California Tax Sale in Compliance with State Law Requirements Cannot be Voided as a Fraudulent Transfer in a Bankruptcy Proceeding
The Ninth Circuit has recently held that tax sales of real property in compliance with the requirements of California law could not be voided as fraudulent transfers in a bankruptcy case under a claim that the price obtained at the sale was not a reasonable equivalent value. See In re Tracht Gut, LLC, 2016 WL 4698300 (9th Cir., September 8, 2016). The decision extended the rule set forth in BFP v. Resolution Trust Corp., 511 U.S. 531 (1994), where the Supreme Court held that the price received at a mortgage foreclosure sale satisfies the Bankruptcy Code’s requirement of “reasonable equivalent value,” as long as the mortgagee complied with the relevant foreclosure laws of the state in question, which, coincidentally, was also California. Because the California tax sales have the same procedural safeguards as the California mortgage foreclosure sale, the Ninth Circuit concluded that the price obtained at the tax sale was also, as a matter of law, “reasonable value” for purposes of the fraudulent transfer section of the Bankruptcy Code. Consequently, the tax sale could not be voided.

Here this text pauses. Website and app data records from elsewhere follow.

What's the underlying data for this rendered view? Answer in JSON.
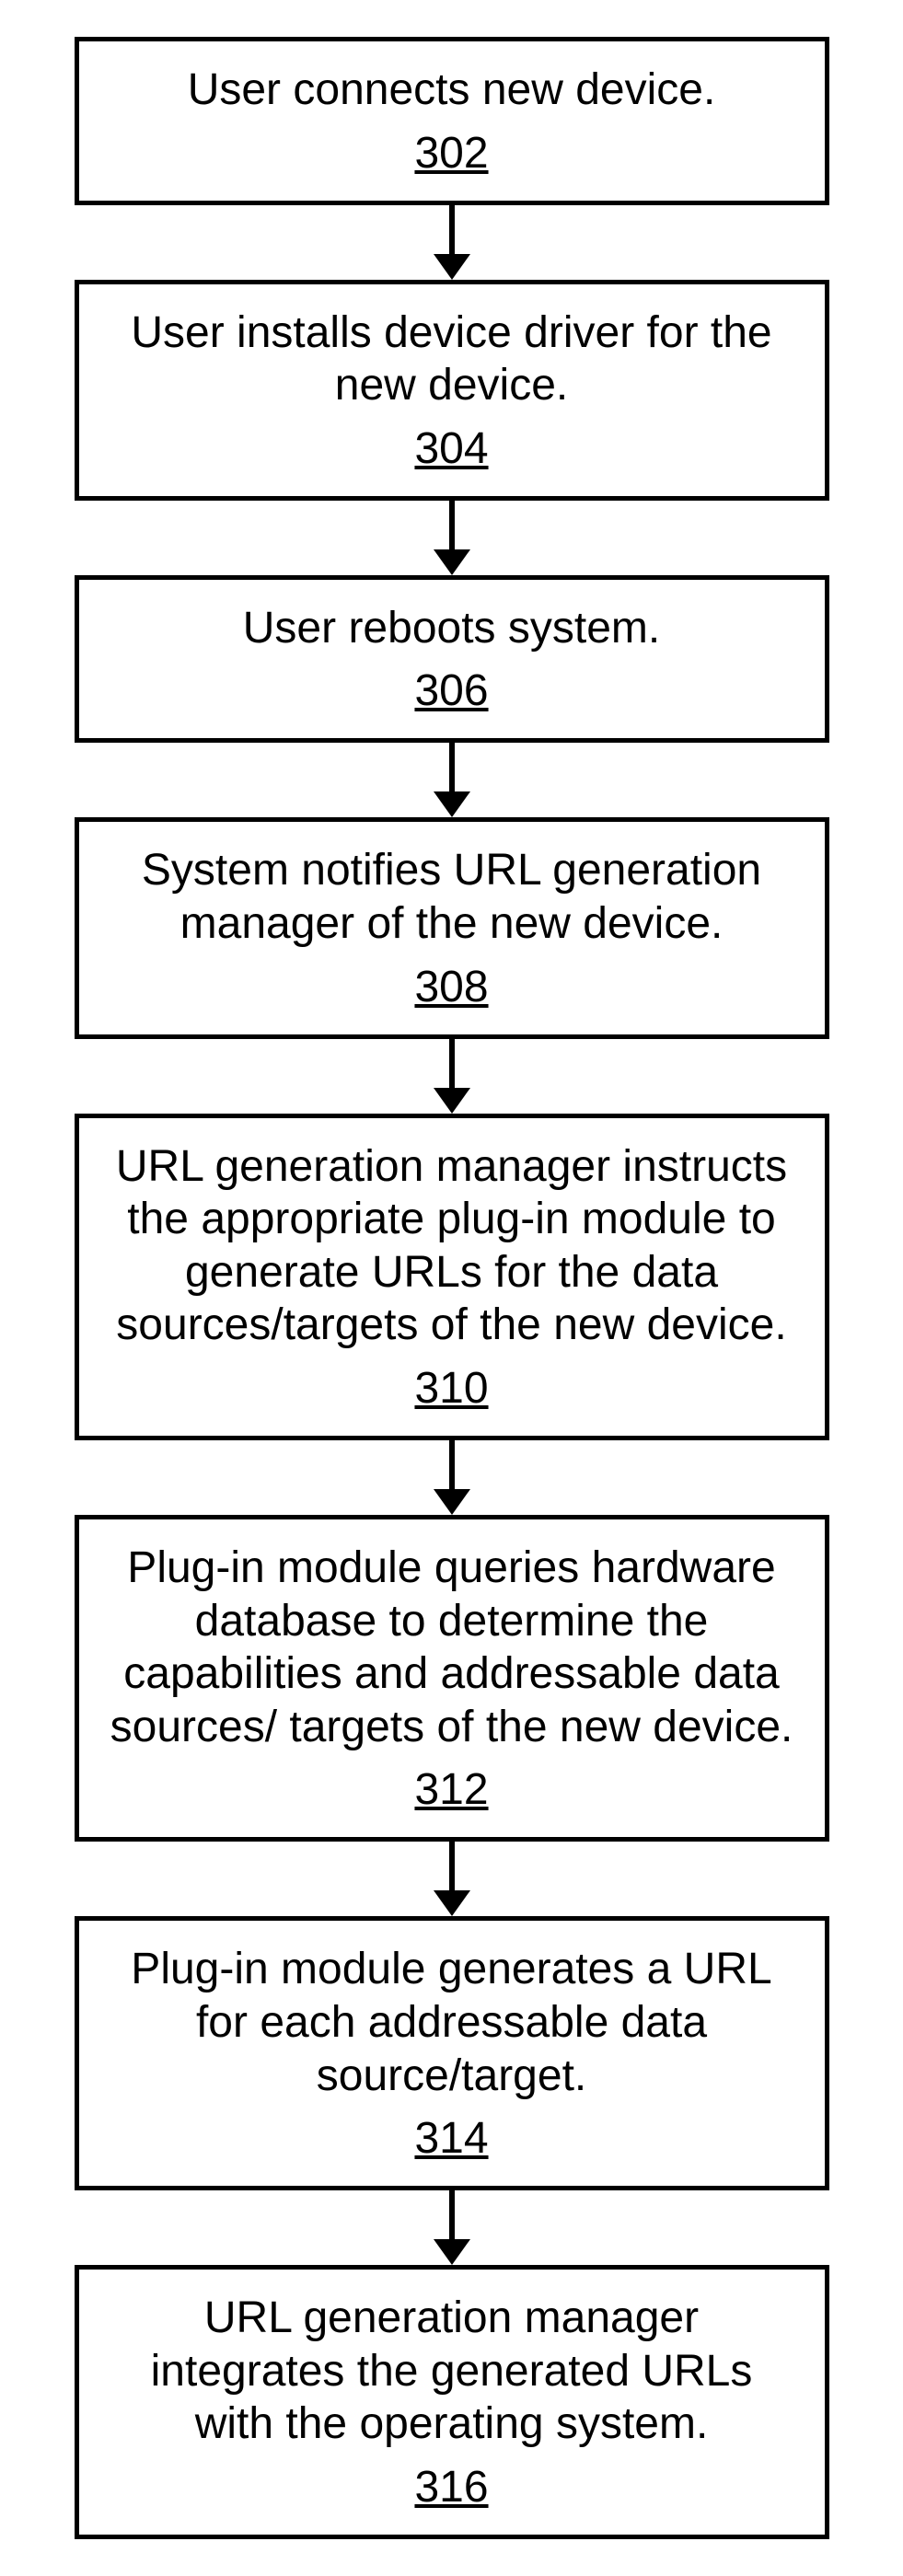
{
  "flowchart": {
    "steps": [
      {
        "text": "User connects new device.",
        "number": "302"
      },
      {
        "text": "User installs device driver for the new device.",
        "number": "304"
      },
      {
        "text": "User reboots system.",
        "number": "306"
      },
      {
        "text": "System notifies URL generation manager of the new device.",
        "number": "308"
      },
      {
        "text": "URL generation manager instructs the appropriate plug-in module to generate URLs for the data sources/targets of the new device.",
        "number": "310"
      },
      {
        "text": "Plug-in module queries hardware database to determine the capabilities and addressable data sources/ targets of the new device.",
        "number": "312"
      },
      {
        "text": "Plug-in module generates a URL for each addressable data source/target.",
        "number": "314"
      },
      {
        "text": "URL generation manager integrates the generated URLs with the operating system.",
        "number": "316"
      }
    ]
  }
}
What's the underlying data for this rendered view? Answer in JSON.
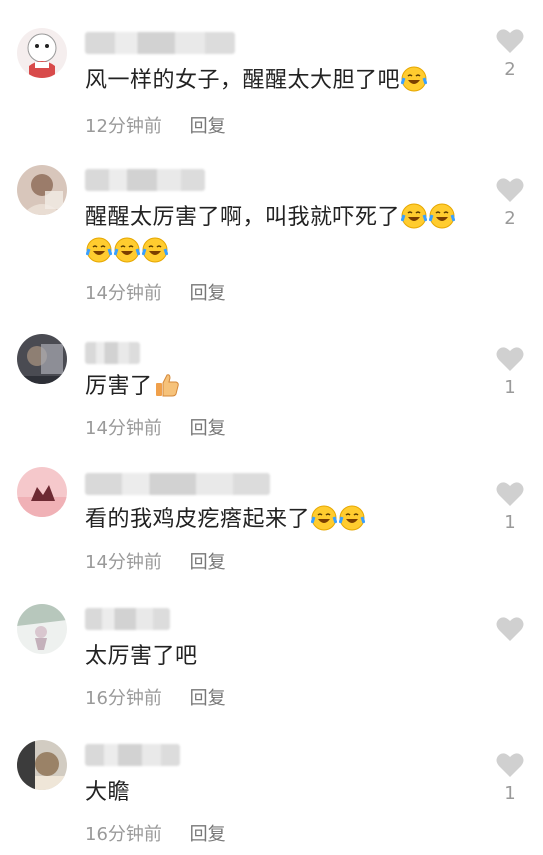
{
  "comments": [
    {
      "text": "风一样的女子，醒醒太大胆了吧",
      "emojis": 1,
      "time": "12分钟前",
      "reply": "回复",
      "likes": "2",
      "avatar_colors": [
        "#f3e7e7",
        "#d84a4a",
        "#ffffff"
      ]
    },
    {
      "text": "醒醒太厉害了啊，叫我就吓死了",
      "emojis": 5,
      "time": "14分钟前",
      "reply": "回复",
      "likes": "2",
      "avatar_colors": [
        "#c9b1a4",
        "#7a5f51",
        "#e7d8cd"
      ]
    },
    {
      "text": "厉害了",
      "emojis": 0,
      "thumb": true,
      "time": "14分钟前",
      "reply": "回复",
      "likes": "1",
      "avatar_colors": [
        "#6e6f75",
        "#3a3c44",
        "#a1a3ab"
      ]
    },
    {
      "text": "看的我鸡皮疙瘩起来了",
      "emojis": 2,
      "time": "14分钟前",
      "reply": "回复",
      "likes": "1",
      "avatar_colors": [
        "#f2c3c6",
        "#8a2e38",
        "#f7e1e2"
      ]
    },
    {
      "text": "太厉害了吧",
      "emojis": 0,
      "time": "16分钟前",
      "reply": "回复",
      "likes": "",
      "avatar_colors": [
        "#e6ebe8",
        "#9bb0a4",
        "#ffffff"
      ]
    },
    {
      "text": "大瞻",
      "emojis": 0,
      "time": "16分钟前",
      "reply": "回复",
      "likes": "1",
      "avatar_colors": [
        "#c8c2b8",
        "#6d5d4c",
        "#eadbc6"
      ]
    }
  ]
}
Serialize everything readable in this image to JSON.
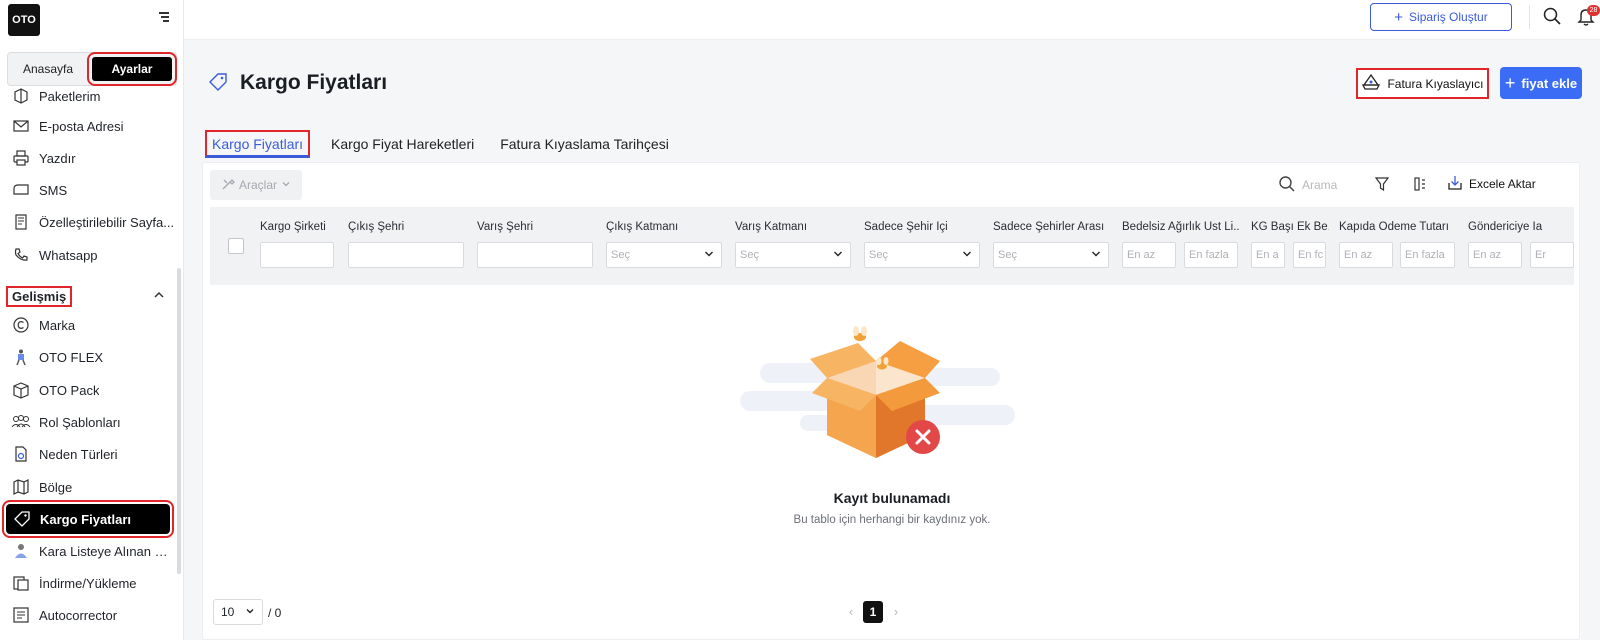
{
  "app": {
    "logo": "OTO"
  },
  "sidebar": {
    "tabs": [
      {
        "label": "Anasayfa"
      },
      {
        "label": "Ayarlar"
      }
    ],
    "items": [
      {
        "label": "Paketlerim",
        "icon": "package-icon"
      },
      {
        "label": "E-posta Adresi",
        "icon": "mail-icon"
      },
      {
        "label": "Yazdır",
        "icon": "printer-icon"
      },
      {
        "label": "SMS",
        "icon": "sms-icon"
      },
      {
        "label": "Özelleştirilebilir Sayfa...",
        "icon": "document-icon"
      },
      {
        "label": "Whatsapp",
        "icon": "phone-icon"
      }
    ],
    "section": {
      "label": "Gelişmiş",
      "icon": "chevron-up-icon"
    },
    "advanced_items": [
      {
        "label": "Marka",
        "icon": "copyright-icon"
      },
      {
        "label": "OTO FLEX",
        "icon": "courier-icon"
      },
      {
        "label": "OTO Pack",
        "icon": "box-icon"
      },
      {
        "label": "Rol Şablonları",
        "icon": "users-icon"
      },
      {
        "label": "Neden Türleri",
        "icon": "file-settings-icon"
      },
      {
        "label": "Bölge",
        "icon": "map-icon"
      },
      {
        "label": "Kargo Fiyatları",
        "icon": "price-tag-icon"
      },
      {
        "label": "Kara Listeye Alınan M...",
        "icon": "blocked-user-icon"
      },
      {
        "label": "İndirme/Yükleme",
        "icon": "download-upload-icon"
      },
      {
        "label": "Autocorrector",
        "icon": "autocorrect-icon"
      }
    ]
  },
  "topbar": {
    "create_order": "Sipariş Oluştur",
    "notification_count": "28"
  },
  "page": {
    "title": "Kargo Fiyatları",
    "compare_button": "Fatura Kıyaslayıcı",
    "add_button": "fiyat ekle",
    "tabs": [
      {
        "label": "Kargo Fiyatları"
      },
      {
        "label": "Kargo Fiyat Hareketleri"
      },
      {
        "label": "Fatura Kıyaslama Tarihçesi"
      }
    ]
  },
  "toolbar": {
    "tools_label": "Araçlar",
    "search_placeholder": "Arama",
    "excel_label": "Excele Aktar"
  },
  "table": {
    "columns": [
      {
        "label": "Kargo Şirketi"
      },
      {
        "label": "Çıkış Şehri"
      },
      {
        "label": "Varış Şehri"
      },
      {
        "label": "Çıkış Katmanı",
        "placeholder": "Seç"
      },
      {
        "label": "Varış Katmanı",
        "placeholder": "Seç"
      },
      {
        "label": "Sadece Şehir İçi",
        "placeholder": "Seç"
      },
      {
        "label": "Sadece Şehirler Arası",
        "placeholder": "Seç"
      },
      {
        "label": "Bedelsiz Ağırlık Üst Li...",
        "min": "En az",
        "max": "En fazla"
      },
      {
        "label": "KG Başı Ek Be...",
        "min": "En a",
        "max": "En fc"
      },
      {
        "label": "Kapıda Ödeme Tutarı",
        "min": "En az",
        "max": "En fazla"
      },
      {
        "label": "Göndericiye İa",
        "min": "En az",
        "max": "Er"
      }
    ],
    "empty_title": "Kayıt bulunamadı",
    "empty_subtitle": "Bu tablo için herhangi bir kaydınız yok."
  },
  "pagination": {
    "page_size": "10",
    "total": "/ 0",
    "current_page": "1"
  },
  "colors": {
    "accent": "#3b6cf6",
    "highlight": "#e0262a",
    "active_nav": "#000000"
  }
}
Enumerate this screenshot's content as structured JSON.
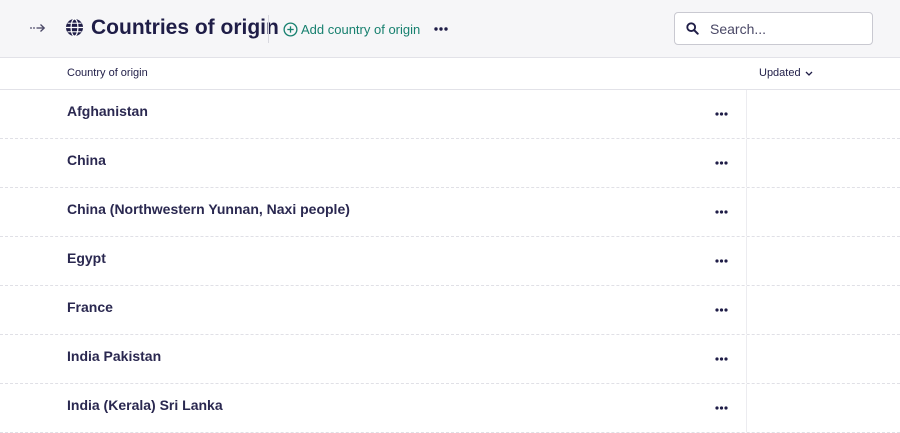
{
  "header": {
    "title": "Countries of origin",
    "add_label": "Add country of origin",
    "search_placeholder": "Search..."
  },
  "columns": {
    "name": "Country of origin",
    "updated": "Updated"
  },
  "rows": [
    {
      "name": "Afghanistan"
    },
    {
      "name": "China"
    },
    {
      "name": "China (Northwestern Yunnan, Naxi people)"
    },
    {
      "name": "Egypt"
    },
    {
      "name": "France"
    },
    {
      "name": "India Pakistan"
    },
    {
      "name": "India (Kerala) Sri Lanka"
    }
  ],
  "icons": {
    "expand": "arrow-right-icon",
    "title": "globe-icon",
    "add": "plus-circle-icon",
    "more": "ellipsis-icon",
    "search": "search-icon",
    "sort": "chevron-down-icon"
  },
  "colors": {
    "title": "#1f1d47",
    "accent": "#17806f",
    "header_bg": "#f6f6f8"
  }
}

In BFP, the Supreme Court recognized that the price obtained in a foreclosure sale is generally lower than the fair market value. The Supreme Court, however, rejected the relevancy of market value in the context of a forced sale. As the Court explained, because state law allows the forced sales of real estate, property sold at foreclosure is worth less than property sold at leisure and pursuant to normal marketing techniques. As a result, the lower price obtained at a foreclosure sale is a direct consequence of the forced nature of the sale, rather than a badge of fraud under the law of fraudulent transfers. Given that there was no indication that the state law dealing with foreclosure should be preempted, the Supreme Court assumed its validity and the effect of such laws on property prices, refusing to allow debtors in bankruptcy to void such sales on account that the price obtained was below market value.
What are the procedural safeguards that must be followed to come under the ruling of BFP? “Foreclosure laws typically require notice to the defaulting borrower, a substantial lead time before the commencement of foreclosure proceedings publication of a notice of sale, and strict adherence to prescribed bidding rules and auction procedures.” BFP, 511 U.S. at 542. Since the California tax sale laws include the same type of safeguards found in the foreclosure laws at issue in BFP, the Ninth Circuit found that the rationale and policy considerations behind BFP were just as relevant in the context of a California tax sale.
In contrast, where state laws do not provide safeguards similar to those discussed above, some bankruptcy courts have refused to extend the holding of BFP beyond real estate foreclosure sales. See, e.g., Berley Assocs. v. Eckert, 492 B.R. 433 (Bankr. D.N.J. 2013) (holding that BFP does not apply to prepetition tax sales in New Jersey because such sales do not require competitive bidding or advertising); In re Herkimer Forest Prod. Corp., 2005 WL 6237559 (Bankr. N.D.N.Y. 2005) (holding the BFP does not apply to prepetition tax sales, noting the absence of public sale and competitive bidding safeguards).
In short, as long as the tax sale has the appropriate safeguards (especially notices and the opportunity for competitive bidding) the BFP holding should control and the sale will not be able to be voided as a fraudulent transfer in a bankruptcy proceeding.